This is a hard one for me to answer, I fully admit, as I don't always finish a whole series. After all, I still haven't gotten any further than Drums of Autumn (though I do have the other books). Still, I hated to see Sharon Kay Penman's Welsh series - Here be Dragons, Falls the Shadow and The Reckoning - end. It was masterful and I would have loved to have seen her continue the story somehow, even though the central character dies. I remember waiting on tenterhooks for each book in the series to be released, diving into it with the eagerness of a boy let loose in a Matchbox Car factory. Here be Dragons remains one of my favourite books to this day. For those of you who haven't read these books, they follow the story of the last Welsh princes of Wales - Llewellyn Fawr through to his grandson, Llewellyn the Last. There's political intrigue, war, family disputes and romance - everything any afficiando of historical fiction craves. If you haven't read them, I highly recommend finding them at your local library or bookstore!


Thursday, September 09, 2010

Where did the summer go?

I can't believe we're down to the last official weeks of summer! Granted, here on the BC Coast, the weather didn't even get decent till the first full week of July and I was in school from May till early August, but still...

Regardless, we had a wonderful season :) In May, Sean and I took our camper to Harrison Hot Springs in the Fraser Valley and had a fantastic time, despite a flat tire on the truck and getting lost on a muddy trail.

Cheam Peak

Camper in situ

Harrison Lake

Clematis in bloom

One of the highlights of the summer on the Coast was the presence of a grey whale that fed up and down the coastline from Roberts Creek to Halfmoon Bay. Sean and I just happened to be down for a sunset walk at Davis Bay on one of the evenings it was very close to the beach. Fortunately I had my camera, and snapped this pic of it!

Whale at Davis Bay

Other nature encounters included the bear and a heron. I'm particularly pleased with the photo of the heron on wing:

Bear on an early morning vist


Soon after finishing my English lit course (which was fantastic), my sister and her family came to stay - we had a busy but fun 10 days together:

the gang out at Smuggler Cove

Meanwhile, I'm still working at the library - in fact, in May I officially became a part-time employee :) Up until then, I'd been a Casual. I still love my job and love being able to apply the things I'm learning about in school.

Finally, the cats continue to be their happy-go-lucky selves - running around, playing, snoozing and generally enjoying the life of Riley.

Chloe and Cleo enjoying the sun in the living room

Chloe and Cleo enjoying a post-dinner snooze in the spare room

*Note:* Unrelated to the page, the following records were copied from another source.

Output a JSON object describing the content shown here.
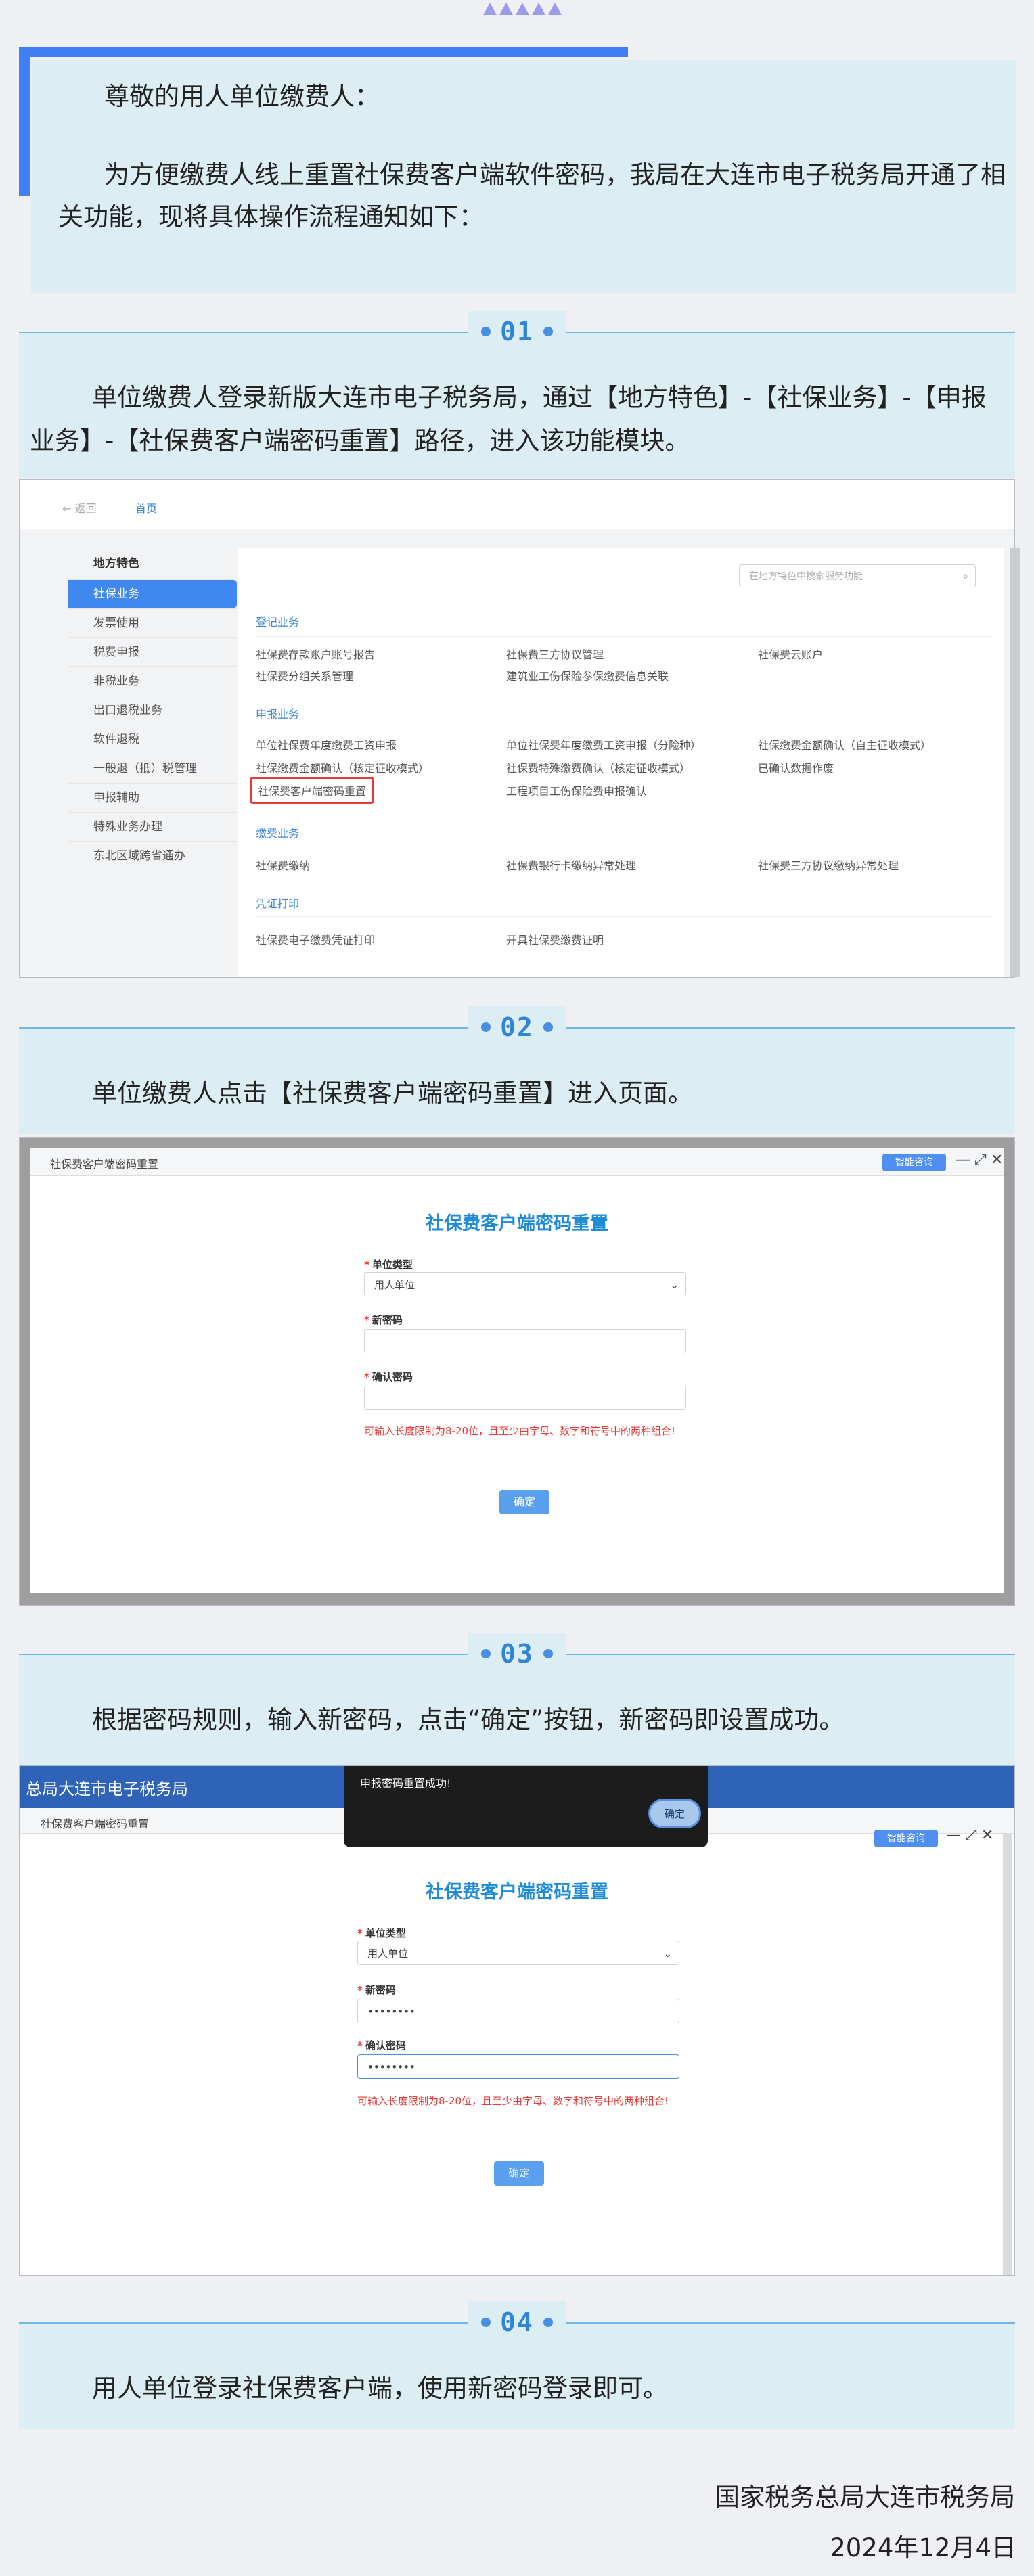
{
  "intro": {
    "salutation": "尊敬的用人单位缴费人：",
    "body": "为方便缴费人线上重置社保费客户端软件密码，我局在大连市电子税务局开通了相关功能，现将具体操作流程通知如下："
  },
  "steps": [
    {
      "num": "01",
      "text": "单位缴费人登录新版大连市电子税务局，通过【地方特色】-【社保业务】-【申报业务】-【社保费客户端密码重置】路径，进入该功能模块。"
    },
    {
      "num": "02",
      "text": "单位缴费人点击【社保费客户端密码重置】进入页面。"
    },
    {
      "num": "03",
      "text": "根据密码规则，输入新密码，点击“确定”按钮，新密码即设置成功。"
    },
    {
      "num": "04",
      "text": "用人单位登录社保费客户端，使用新密码登录即可。"
    }
  ],
  "shot1": {
    "back": "← 返回",
    "home": "首页",
    "sidebar_title": "地方特色",
    "sidebar_items": [
      "社保业务",
      "发票使用",
      "税费申报",
      "非税业务",
      "出口退税业务",
      "软件退税",
      "一般退（抵）税管理",
      "申报辅助",
      "特殊业务办理",
      "东北区域跨省通办"
    ],
    "search_placeholder": "在地方特色中搜索服务功能",
    "sections": [
      {
        "title": "登记业务",
        "rows": [
          [
            "社保费存款账户账号报告",
            "社保费三方协议管理",
            "社保费云账户"
          ],
          [
            "社保费分组关系管理",
            "建筑业工伤保险参保缴费信息关联",
            ""
          ]
        ]
      },
      {
        "title": "申报业务",
        "rows": [
          [
            "单位社保费年度缴费工资申报",
            "单位社保费年度缴费工资申报（分险种）",
            "社保缴费金额确认（自主征收模式）"
          ],
          [
            "社保缴费金额确认（核定征收模式）",
            "社保费特殊缴费确认（核定征收模式）",
            "已确认数据作废"
          ],
          [
            "社保费客户端密码重置",
            "工程项目工伤保险费申报确认",
            ""
          ]
        ]
      },
      {
        "title": "缴费业务",
        "rows": [
          [
            "社保费缴纳",
            "社保费银行卡缴纳异常处理",
            "社保费三方协议缴纳异常处理"
          ]
        ]
      },
      {
        "title": "凭证打印",
        "rows": [
          [
            "社保费电子缴费凭证打印",
            "开具社保费缴费证明",
            ""
          ]
        ]
      }
    ]
  },
  "form": {
    "window_title": "社保费客户端密码重置",
    "guide_button": "智能咨询",
    "title": "社保费客户端密码重置",
    "unit_type_label": "单位类型",
    "unit_type_value": "用人单位",
    "new_pwd_label": "新密码",
    "confirm_pwd_label": "确认密码",
    "hint": "可输入长度限制为8-20位，且至少由字母、数字和符号中的两种组合!",
    "ok": "确定",
    "masked": "••••••••"
  },
  "shot3": {
    "app_title": "总局大连市电子税务局",
    "toast_text": "申报密码重置成功!",
    "toast_ok": "确定"
  },
  "footer": {
    "org": "国家税务总局大连市税务局",
    "date": "2024年12月4日"
  }
}
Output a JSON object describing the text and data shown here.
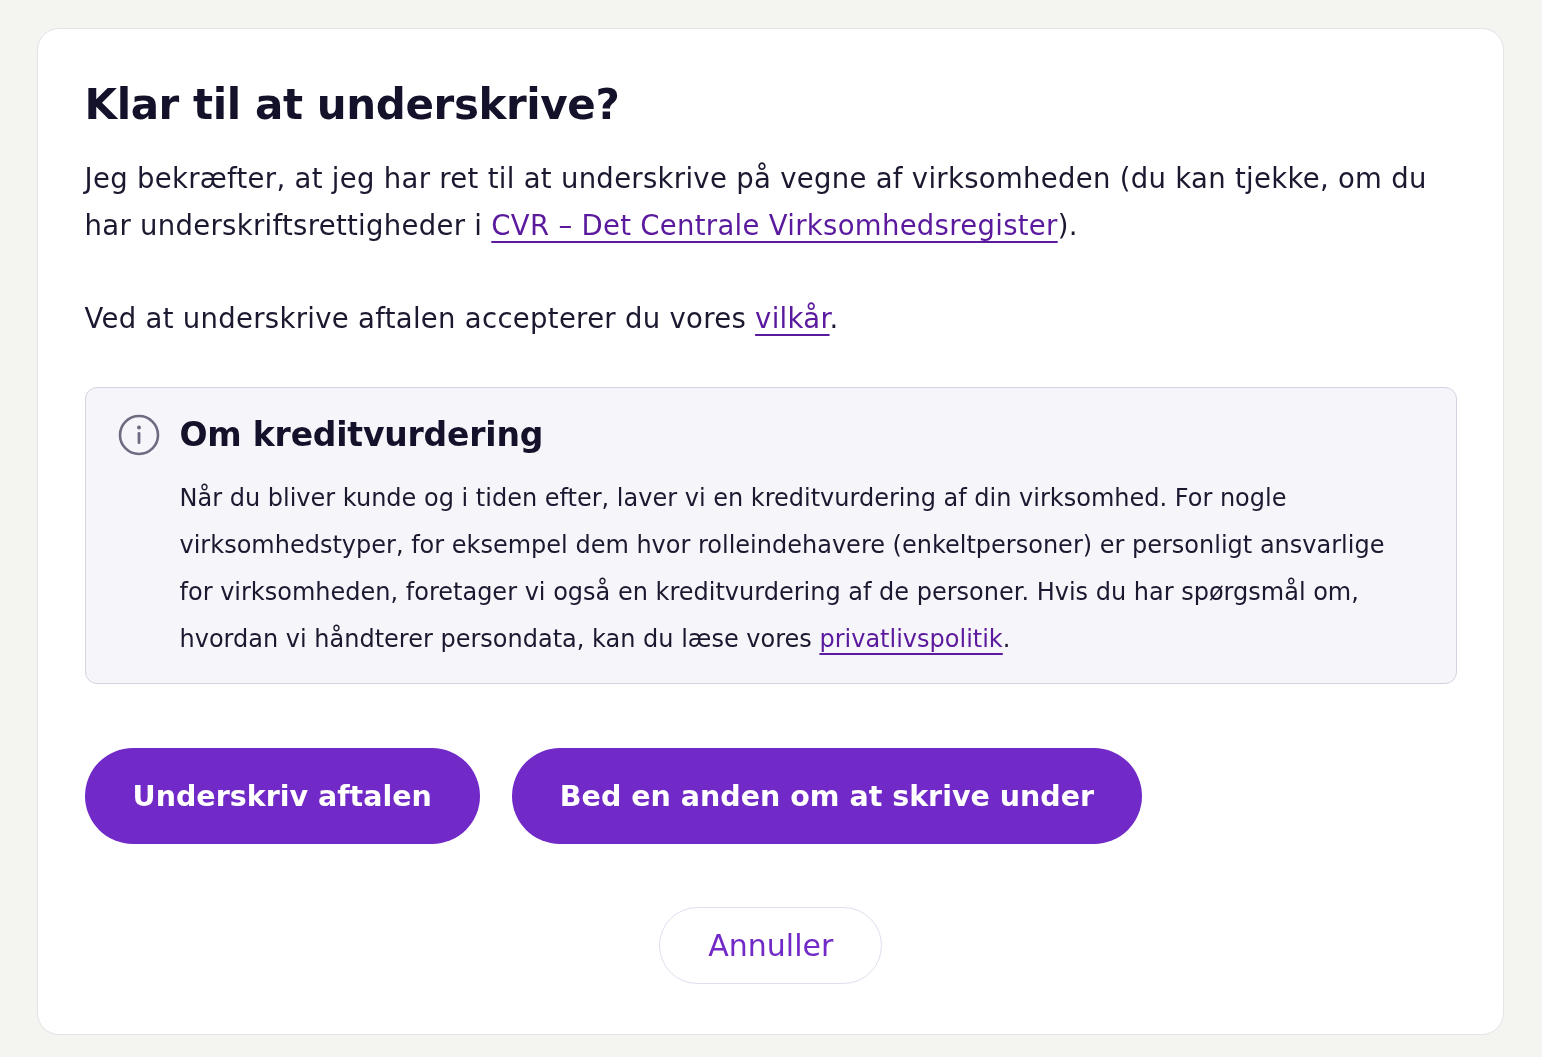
{
  "dialog": {
    "title": "Klar til at underskrive?",
    "paragraphs": [
      {
        "text_before": "Jeg bekræfter, at jeg har ret til at underskrive på vegne af virksomheden (du kan tjekke, om du har underskriftsrettigheder i ",
        "link": "CVR – Det Centrale Virksomhedsregister",
        "text_after": ")."
      },
      {
        "text_before": "Ved at underskrive aftalen accepterer du vores ",
        "link": "vilkår",
        "text_after": "."
      }
    ],
    "info_box": {
      "title": "Om kreditvurdering",
      "text_before": "Når du bliver kunde og i tiden efter, laver vi en kreditvurdering af din virksomhed. For nogle virksomhedstyper, for eksempel dem hvor rolleindehavere (enkeltpersoner) er personligt ansvarlige for virksomheden, foretager vi også en kreditvurdering af de personer. Hvis du har spørgsmål om, hvordan vi håndterer persondata, kan du læse vores ",
      "link": "privatlivspolitik",
      "text_after": "."
    },
    "buttons": [
      {
        "label": "Underskriv aftalen",
        "kind": "primary"
      },
      {
        "label": "Bed en anden om at skrive under",
        "kind": "primary"
      },
      {
        "label": "Annuller",
        "kind": "secondary"
      }
    ]
  }
}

On Tuesday I started school again and it's going to be a busy term! One of the courses is a cataloguing one and the other is about the history of libraries (yeah, that one's really tough to take!) I'll try to pop in again at least once or twice before Christmas...

Currently Reading: Solo by Jill Mansell